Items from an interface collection
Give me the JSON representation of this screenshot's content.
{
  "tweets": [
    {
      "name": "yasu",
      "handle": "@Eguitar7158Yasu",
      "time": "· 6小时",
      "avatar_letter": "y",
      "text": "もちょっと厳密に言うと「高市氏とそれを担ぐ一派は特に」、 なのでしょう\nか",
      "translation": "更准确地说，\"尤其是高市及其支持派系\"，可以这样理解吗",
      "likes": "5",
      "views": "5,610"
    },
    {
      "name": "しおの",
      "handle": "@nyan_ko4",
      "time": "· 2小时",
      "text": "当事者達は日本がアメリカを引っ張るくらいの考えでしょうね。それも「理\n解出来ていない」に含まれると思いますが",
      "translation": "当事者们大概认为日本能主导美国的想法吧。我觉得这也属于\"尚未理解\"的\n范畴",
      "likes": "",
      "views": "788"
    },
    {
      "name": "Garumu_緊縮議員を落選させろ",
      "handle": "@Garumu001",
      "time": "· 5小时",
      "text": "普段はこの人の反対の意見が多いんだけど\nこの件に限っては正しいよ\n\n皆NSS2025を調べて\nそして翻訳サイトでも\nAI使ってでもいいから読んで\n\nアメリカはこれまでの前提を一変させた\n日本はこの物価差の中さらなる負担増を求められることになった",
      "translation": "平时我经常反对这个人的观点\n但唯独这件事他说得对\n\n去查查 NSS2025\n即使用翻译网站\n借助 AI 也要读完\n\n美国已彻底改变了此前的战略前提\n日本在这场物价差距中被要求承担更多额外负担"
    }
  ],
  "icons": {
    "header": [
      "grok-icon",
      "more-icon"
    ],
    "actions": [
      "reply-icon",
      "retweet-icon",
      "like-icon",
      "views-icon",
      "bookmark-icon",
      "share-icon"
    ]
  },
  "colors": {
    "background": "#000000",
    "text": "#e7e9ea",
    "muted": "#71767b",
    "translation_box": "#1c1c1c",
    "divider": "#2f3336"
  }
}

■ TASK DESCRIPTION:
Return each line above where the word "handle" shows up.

■ TASK SOLUTION:
      "handle": "@Eguitar7158Yasu",
      "handle": "@nyan_ko4",
      "handle": "@Garumu001",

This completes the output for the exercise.